When marketing and conscience merge
In Toronto in late April, more than 500 marketers gathered to present research and discuss their trade. And though individuals representing various disciplines came from more than 40 countries, only one product was pitched: behavior change.
The event was the World Social Marketing Conference, and it brought together a community of individuals who use conventional marketing principles to improve lives. The presentations displayed solutions as diverse as the problems that social marketers face in their work. Whether encouraging individuals receiving food subsidies in Oklahoma to consume low-fat milk, generating a brand that promotes tobacco cessation for teens who frequent alternative rock concerts in Virginia, or modifying spoons to decrease sugar consumption in Sri Lanka, presenters at the conference showed that the marketing techniques that so successfully encourage unhealthy behaviors can also be used to develop positive ones.

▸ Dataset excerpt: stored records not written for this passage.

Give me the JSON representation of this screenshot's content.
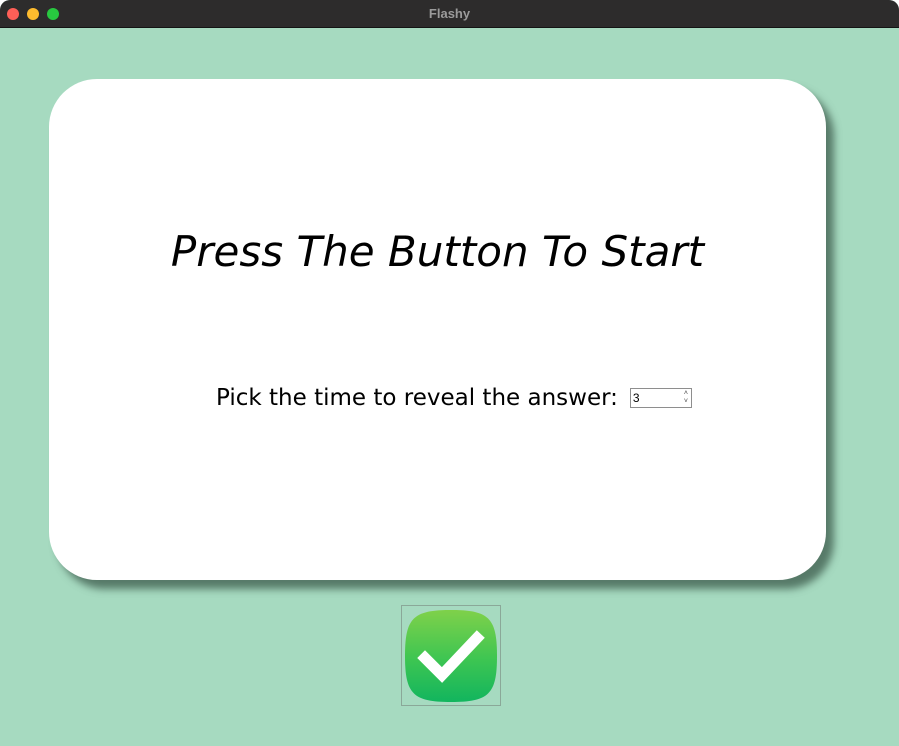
{
  "window": {
    "title": "Flashy"
  },
  "card": {
    "prompt": "Press The Button To Start",
    "timer_label": "Pick the time to reveal the answer:",
    "timer_value": "3"
  },
  "start_button": {
    "icon": "checkmark-icon",
    "color_top": "#7fd14a",
    "color_bottom": "#12b55e"
  },
  "colors": {
    "background": "#a6dac0",
    "card": "#ffffff",
    "titlebar": "#2d2c2c"
  }
}
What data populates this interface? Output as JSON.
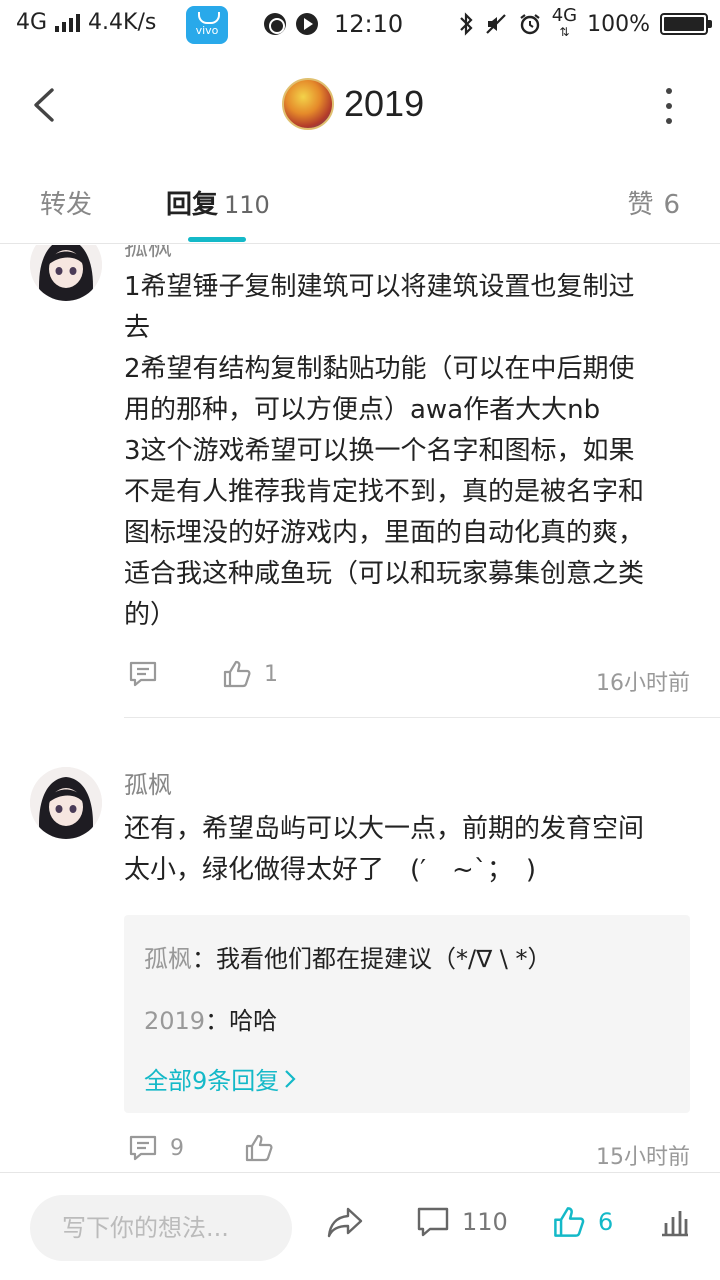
{
  "status_bar": {
    "network": "4G",
    "speed": "4.4K/s",
    "app_icon_label": "vivo",
    "time": "12:10",
    "data_network": "4G",
    "battery": "100%"
  },
  "header": {
    "title": "2019",
    "back_icon": "chevron-left-icon",
    "more_icon": "more-vertical-icon"
  },
  "tabs": {
    "forward_label": "转发",
    "reply_label": "回复",
    "reply_count": "110",
    "like_label": "赞",
    "like_count": "6"
  },
  "comments": [
    {
      "name": "孤枫",
      "text": "1希望锤子复制建筑可以将建筑设置也复制过\n去\n2希望有结构复制黏贴功能（可以在中后期使\n用的那种，可以方便点）awa作者大大nb\n3这个游戏希望可以换一个名字和图标，如果\n不是有人推荐我肯定找不到，真的是被名字和\n图标埋没的好游戏内，里面的自动化真的爽，\n适合我这种咸鱼玩（可以和玩家募集创意之类\n的）",
      "reply_count": "",
      "like_count": "1",
      "time": "16小时前"
    },
    {
      "name": "孤枫",
      "text": "还有，希望岛屿可以大一点，前期的发育空间\n太小，绿化做得太好了　(′　~`；　)",
      "replies": [
        {
          "name": "孤枫",
          "separator": "：",
          "text": "我看他们都在提建议（*/∇ \\ *）"
        },
        {
          "name": "2019",
          "separator": "：",
          "text": "哈哈"
        }
      ],
      "all_replies_label": "全部9条回复",
      "reply_count": "9",
      "like_count": "",
      "time": "15小时前"
    }
  ],
  "bottom_bar": {
    "input_placeholder": "写下你的想法...",
    "comment_count": "110",
    "like_count": "6"
  },
  "colors": {
    "accent": "#14b9c8",
    "text_primary": "#222222",
    "text_secondary": "#999999"
  }
}
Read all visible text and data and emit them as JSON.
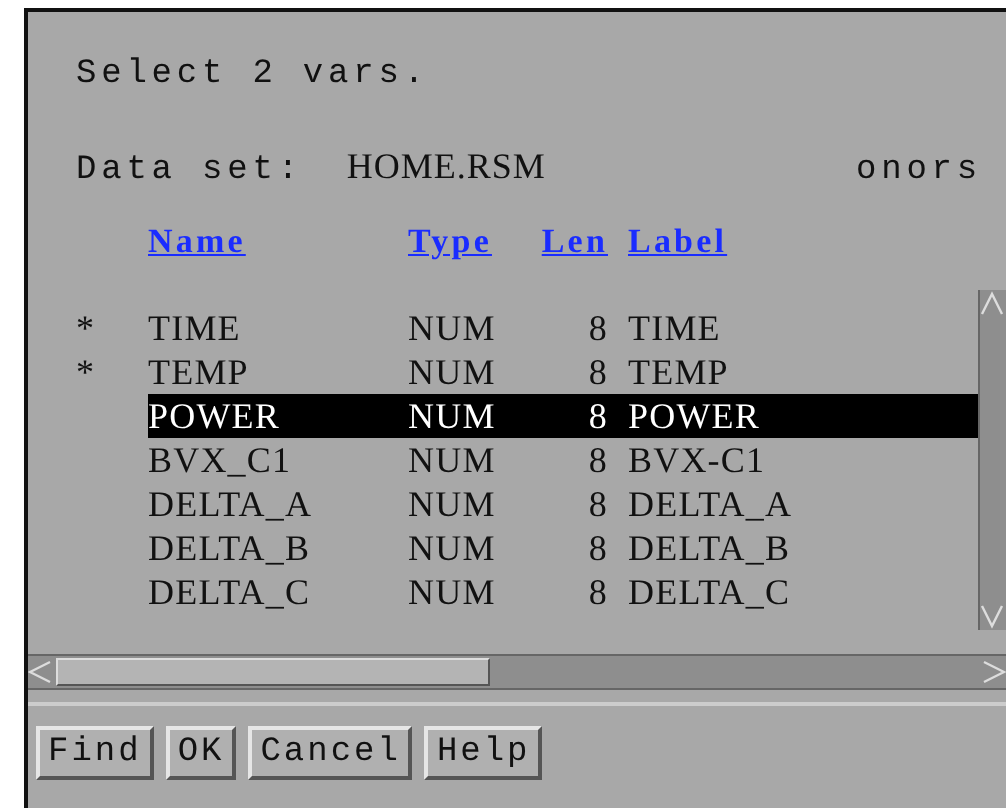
{
  "prompt": "Select 2 vars.",
  "data_set": {
    "label": "Data set:",
    "value": "HOME.RSM",
    "extra": "onors"
  },
  "columns": [
    "Name",
    "Type",
    "Len",
    "Label"
  ],
  "rows": [
    {
      "marked": true,
      "selected": false,
      "name": "TIME",
      "type": "NUM",
      "len": "8",
      "label": "TIME"
    },
    {
      "marked": true,
      "selected": false,
      "name": "TEMP",
      "type": "NUM",
      "len": "8",
      "label": "TEMP"
    },
    {
      "marked": false,
      "selected": true,
      "name": "POWER",
      "type": "NUM",
      "len": "8",
      "label": "POWER"
    },
    {
      "marked": false,
      "selected": false,
      "name": "BVX_C1",
      "type": "NUM",
      "len": "8",
      "label": "BVX-C1"
    },
    {
      "marked": false,
      "selected": false,
      "name": "DELTA_A",
      "type": "NUM",
      "len": "8",
      "label": "DELTA_A"
    },
    {
      "marked": false,
      "selected": false,
      "name": "DELTA_B",
      "type": "NUM",
      "len": "8",
      "label": "DELTA_B"
    },
    {
      "marked": false,
      "selected": false,
      "name": "DELTA_C",
      "type": "NUM",
      "len": "8",
      "label": "DELTA_C"
    }
  ],
  "mark_symbol": "*",
  "buttons": [
    "Find",
    "OK",
    "Cancel",
    "Help"
  ]
}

One other important outlet for social marketing research was also present in Toronto. Social Marketing Quarterly (SMQ), a peer-reviewed journal managed in association with FHI 360, has been a voice for the social marketing community since 1994. Founded by Carol Bryant and James Lindenberger at the University of South Florida, SMQ has been a bridge between academics and practitioners and is the longest-running publication focused exclusively on social marketing.
SMQ delivers theoretical research and case studies as well as “Notes from the Field” from prominent social marketers such as Lynne Doner Lotenberg, Phil Kotler and Bill Smith. It serves as a water cooler to the community, ensuring that the conversations started in places like Toronto continue to occur outside of convention centers.
For more information on the Social Marketing Quarterly, visit smq.sagepub.com.